Photography

Looking at Photographs

A Guide to Technical Terms

Author: Gordon Baldwin,Martin C. Jürgens

Publisher: Getty Publications

ISBN: 089236971X

Category: Photography

Page: 95

View: 4982

From its origins at the end of the 1830s, photography has evolved both aesthetically and technologically. This guide explains the technical terms used in photography, and offers an account of the dramatic rise of digital photography. It is suitable for those wishing to increase their understanding and enjoyment of the art of photography.
Education

Photography, A Cultural History

Author: CTI Reviews

Publisher: Cram101 Textbook Reviews

ISBN: 1467298948

Category: Education

Page: 66

View: 363

Facts101 is your complete guide to Photography, A Cultural History. In this book, you will learn topics such as The Expanding Domain, Photography in the Modern Age, A New Vision, and Through the Lens of Culture plus much more. With key features such as key terms, people and places, Facts101 gives you all the information you need to prepare for your next exam. Our practice tests are specific to the textbook and we have designed tools to make the most of your limited study time.
Photography

The Cultural Work of Photography in Canada

Author: Carol Payne,Andrea Kunard

Publisher: McGill-Queen's Press - MQUP

ISBN: 0773585729

Category: Photography

Page: 296

View: 9250

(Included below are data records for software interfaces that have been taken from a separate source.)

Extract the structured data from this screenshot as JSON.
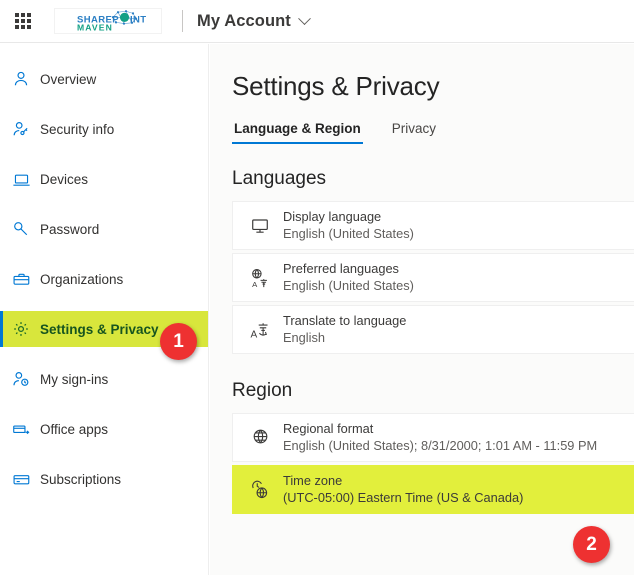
{
  "header": {
    "waffle_icon": "app-launcher-waffle-icon",
    "logo": {
      "line1": "SHAREPOINT",
      "line2": "MAVEN"
    },
    "account_label": "My Account",
    "account_chevron_icon": "chevron-down-icon"
  },
  "sidebar": {
    "items": [
      {
        "label": "Overview",
        "icon": "person-icon",
        "active": false
      },
      {
        "label": "Security info",
        "icon": "person-key-icon",
        "active": false
      },
      {
        "label": "Devices",
        "icon": "laptop-icon",
        "active": false
      },
      {
        "label": "Password",
        "icon": "key-icon",
        "active": false
      },
      {
        "label": "Organizations",
        "icon": "briefcase-icon",
        "active": false
      },
      {
        "label": "Settings & Privacy",
        "icon": "gear-icon",
        "active": true
      },
      {
        "label": "My sign-ins",
        "icon": "person-clock-icon",
        "active": false
      },
      {
        "label": "Office apps",
        "icon": "window-apps-icon",
        "active": false
      },
      {
        "label": "Subscriptions",
        "icon": "card-icon",
        "active": false
      }
    ]
  },
  "main": {
    "title": "Settings & Privacy",
    "tabs": [
      {
        "label": "Language & Region",
        "selected": true
      },
      {
        "label": "Privacy",
        "selected": false
      }
    ],
    "languages": {
      "heading": "Languages",
      "cards": [
        {
          "title": "Display language",
          "value": "English (United States)",
          "icon": "monitor-icon",
          "highlighted": false
        },
        {
          "title": "Preferred languages",
          "value": "English (United States)",
          "icon": "globe-language-icon",
          "highlighted": false
        },
        {
          "title": "Translate to language",
          "value": "English",
          "icon": "translate-icon",
          "highlighted": false
        }
      ]
    },
    "region": {
      "heading": "Region",
      "cards": [
        {
          "title": "Regional format",
          "value": "English (United States); 8/31/2000; 1:01 AM - 11:59 PM",
          "icon": "globe-grid-icon",
          "highlighted": false
        },
        {
          "title": "Time zone",
          "value": "(UTC-05:00) Eastern Time (US & Canada)",
          "icon": "clock-globe-icon",
          "highlighted": true
        }
      ]
    }
  },
  "annotations": [
    {
      "number": "1",
      "target": "sidebar-item-settings-privacy"
    },
    {
      "number": "2",
      "target": "card-time-zone"
    }
  ],
  "colors": {
    "accent_blue": "#0078d4",
    "highlight_yellow": "#e2ef3c",
    "badge_red": "#ee3131",
    "text_primary": "#3b3a39"
  }
}
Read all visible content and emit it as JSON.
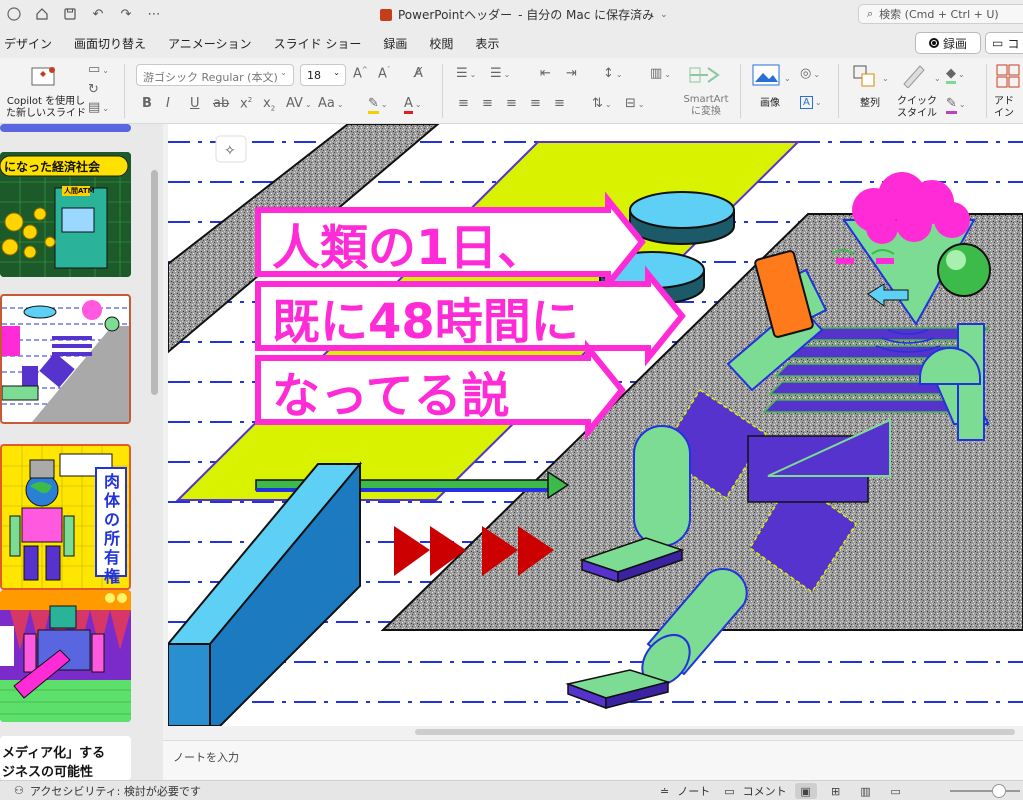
{
  "titlebar": {
    "doc_name": "PowerPointヘッダー",
    "save_status": "- 自分の Mac に保存済み",
    "search_placeholder": "検索 (Cmd + Ctrl + U)"
  },
  "menu": {
    "items": [
      "デザイン",
      "画面切り替え",
      "アニメーション",
      "スライド ショー",
      "録画",
      "校閲",
      "表示"
    ]
  },
  "actions": {
    "record_label": "録画",
    "comment_label": "コ"
  },
  "ribbon": {
    "copilot_line1": "Copilot を使用し",
    "copilot_line2": "た新しいスライド",
    "font_name": "游ゴシック Regular (本文)",
    "font_size": "18",
    "smartart_line1": "SmartArt",
    "smartart_line2": "に変換",
    "picture_label": "画像",
    "arrange_label": "整列",
    "quickstyle_line1": "クイック",
    "quickstyle_line2": "スタイル",
    "addin_line1": "アド",
    "addin_line2": "イン"
  },
  "thumbnails": {
    "slide1_title": "になった経済社会",
    "slide1_atm": "人間ATM",
    "slide3_title": "肉体の所有権",
    "slide5_line1": "メディア化」する",
    "slide5_line2": "ジネスの可能性"
  },
  "slide": {
    "headline_line1": "人類の1日、",
    "headline_line2": "既に48時間に",
    "headline_line3": "なってる説",
    "colors": {
      "magenta": "#ff2bd6",
      "lime": "#d8f200",
      "mint": "#7ddc93",
      "purple": "#5533cc",
      "cyan": "#5fd0f5",
      "red": "#cc0000",
      "blue_dash": "#2233dd"
    }
  },
  "notes": {
    "placeholder": "ノートを入力"
  },
  "status": {
    "accessibility": "アクセシビリティ: 検討が必要です",
    "notes_label": "ノート",
    "comments_label": "コメント"
  },
  "icons": [
    "sidebar-icon",
    "home-icon",
    "save-icon",
    "undo-icon",
    "redo-icon",
    "more-icon",
    "search-icon",
    "record-icon",
    "comment-icon",
    "accessibility-icon",
    "notes-icon",
    "comment-bubble-icon",
    "normal-view-icon",
    "grid-view-icon",
    "reading-view-icon",
    "slideshow-icon"
  ]
}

The Cultural Work of Photography in Canada is an in-depth study on the use of photographic imagery in Canada from the late nineteenth century to the present. This volume of fourteen essays provides a thought-provoking discussion of the role photography has played in representing Canadian identities. In essays that draw on a diversity of photographic forms, from the snapshot and advertising image to works of photographic art, contributors present a variety of critical approaches to photography studies, examining themes ranging from photography's part in the formation of the geographic imaginary to Aboriginal self-identity and notions of citizenship. The volume explores the work of photographs as tools of self and collective expression while rejecting any claim to a definitive, singular telling of photography's history. Reflecting the rich interdisciplinarity of contemporary photography studies, The Cultural Work of Photography in Canada is essential reading for anyone interested in Canadian visual culture. Contributors include Sarah Bassnett (University of Western Ontario), Lynne Bell (University of Saskatchewan), Jill Delaney (Library and Archives Canada), Robert Evans (Carleton University), Sherry Farrell Racette (University of Manitoba), Blake Fitzpatrick (Ryerson University), Vincent Lavoie (Université du Québec à Montréal), John O’Brian (University of British Columbia), James Opp (Carleton University), Joan M. Schwartz (Queen’s University), Sarah Stacy (Library and Archives Canada), Jeffrey Thomas (Ottawa), and Carol Williams (Trent University/University of Lethbridge).